When six o’clock rolled in, live music began on the main stage. Though it wasn’t the kind of music I had come to expect from such a gathering. Instead of obscure bands, the stage lit up with country, bluegrass, indie, soul, and a little techno. Ballads about trailer park gossip (Kacey Musgraves), Morrissey songs in Spanish (Mexrrissey) and biographical punk (Neko Case) surged through the air and filled every corner of El Cosmico. When the sun went down, the moon rose high into the sky, and the light pollution from the festival did nothing to dim the brightness of the stars above. Even though daytime was a sweltering heat cave typical of West Texas, the nights were shockingly cold. I was glad to have brought my thickest blankets.

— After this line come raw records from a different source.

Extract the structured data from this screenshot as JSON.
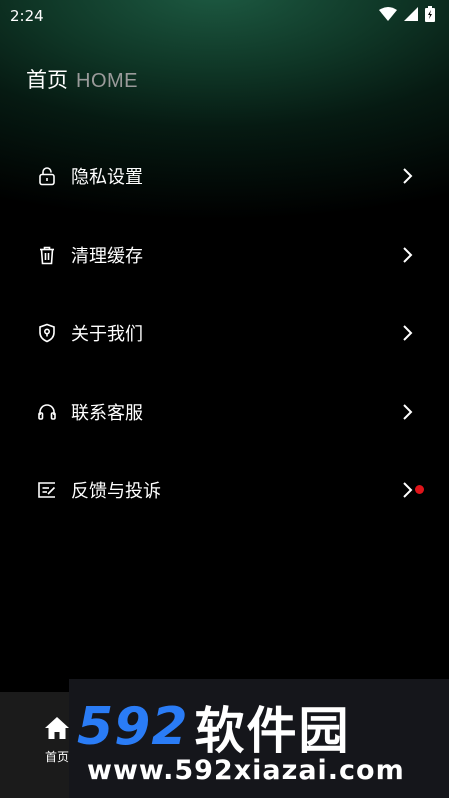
{
  "status_bar": {
    "time": "2:24",
    "icons": [
      "wifi-icon",
      "signal-icon",
      "battery-icon"
    ]
  },
  "header": {
    "title": "首页",
    "subtitle": "HOME"
  },
  "menu": {
    "items": [
      {
        "label": "隐私设置",
        "icon": "lock-icon"
      },
      {
        "label": "清理缓存",
        "icon": "trash-icon"
      },
      {
        "label": "关于我们",
        "icon": "shield-icon"
      },
      {
        "label": "联系客服",
        "icon": "headset-icon"
      },
      {
        "label": "反馈与投诉",
        "icon": "feedback-icon",
        "badge": true
      }
    ],
    "badge_color": "#e0141a"
  },
  "tabbar": {
    "home_label": "首页",
    "home_icon": "home-icon"
  },
  "watermark": {
    "number": "592",
    "name": "软件园",
    "url": "www.592xiazai.com",
    "accent": "#2a7cf6"
  },
  "colors": {
    "background": "#000000",
    "header_gradient": "#1d5a42",
    "text": "#ffffff",
    "subtitle": "#9a9a9a"
  }
}
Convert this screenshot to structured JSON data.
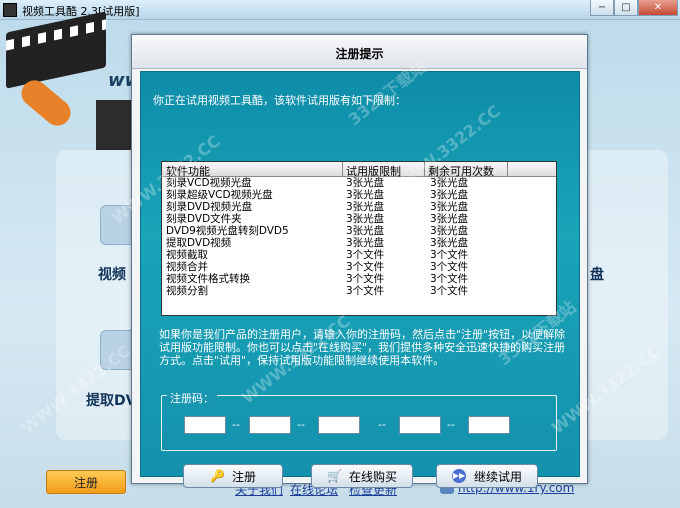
{
  "window": {
    "title": "视频工具酷 2.3[试用版]",
    "buttons": [
      "−",
      "□",
      "✕"
    ]
  },
  "background": {
    "logo_fragment": "ww",
    "features": [
      {
        "label": "视频",
        "icon": "film-icon"
      },
      {
        "label": "提取DV",
        "icon": "disc-icon"
      },
      {
        "label": "盘",
        "icon": ""
      }
    ],
    "register_button": "注册",
    "links": [
      "关于我们",
      "在线论坛",
      "检查更新",
      "http://www.1ry.com"
    ]
  },
  "dialog": {
    "title": "注册提示",
    "intro": "你正在试用视频工具酷，该软件试用版有如下限制：",
    "table": {
      "headers": [
        "软件功能",
        "试用版限制",
        "剩余可用次数"
      ],
      "rows": [
        [
          "刻录VCD视频光盘",
          "3张光盘",
          "3张光盘"
        ],
        [
          "刻录超级VCD视频光盘",
          "3张光盘",
          "3张光盘"
        ],
        [
          "刻录DVD视频光盘",
          "3张光盘",
          "3张光盘"
        ],
        [
          "刻录DVD文件夹",
          "3张光盘",
          "3张光盘"
        ],
        [
          "DVD9视频光盘转刻DVD5",
          "3张光盘",
          "3张光盘"
        ],
        [
          "提取DVD视频",
          "3张光盘",
          "3张光盘"
        ],
        [
          "视频截取",
          "3个文件",
          "3个文件"
        ],
        [
          "视频合并",
          "3个文件",
          "3个文件"
        ],
        [
          "视频文件格式转换",
          "3个文件",
          "3个文件"
        ],
        [
          "视频分割",
          "3个文件",
          "3个文件"
        ]
      ]
    },
    "note": "如果你是我们产品的注册用户，请输入你的注册码，然后点击\"注册\"按钮，以便解除试用版功能限制。你也可以点击\"在线购买\"，我们提供多种安全迅速快捷的购买注册方式。点击\"试用\"，保持试用版功能限制继续使用本软件。",
    "code": {
      "legend": "注册码：",
      "fields": [
        "",
        "",
        "",
        "",
        ""
      ],
      "separators": [
        "--",
        "--",
        "--",
        "--"
      ]
    },
    "buttons": {
      "register": "注册",
      "buy": "在线购买",
      "trial": "继续试用"
    }
  },
  "watermark": "WWW.3322.CC",
  "watermark2": "3322下载站"
}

The vendors set up at the festival were varied, but much of the stuff being sold shared a few common keywords such as ‘vintage’, ‘artisanal’, or ‘locally sourced’. One thrift store merchant sold a 1980’s high school sweatshirt, with visible scuffs and small tears in the collar, and it cost $85. Another vendor who sold crystals, oils, and other ointments with promises of health and vitality, offered to clear your chakras amid the increasing decibels around the fest. Another vendor, a young white hippie, sold Native American jewelry that was ‘handmade by Lakota Indians’ – each piece went for $500 – $1000 dollars.
Overall the festival was fantastic, and the energy felt like it was in a great place with the right intentions. The Trans-Pecos Music + Love Festival lays the foundation for what a three-day festival should be like: family friendly, inclusive of our four-legged friends, surrounded by the amenities that kept attendees comfortable so that they could get lost in the grooves of amazing music. Marfa’s unique obsession with all things artisanal and contemporary slightly tarnished some of the Earthiness that the festival was trying to propagate, but not enough to discourage me from giving Marfa another go.
Txt & Photo: Crysti Couture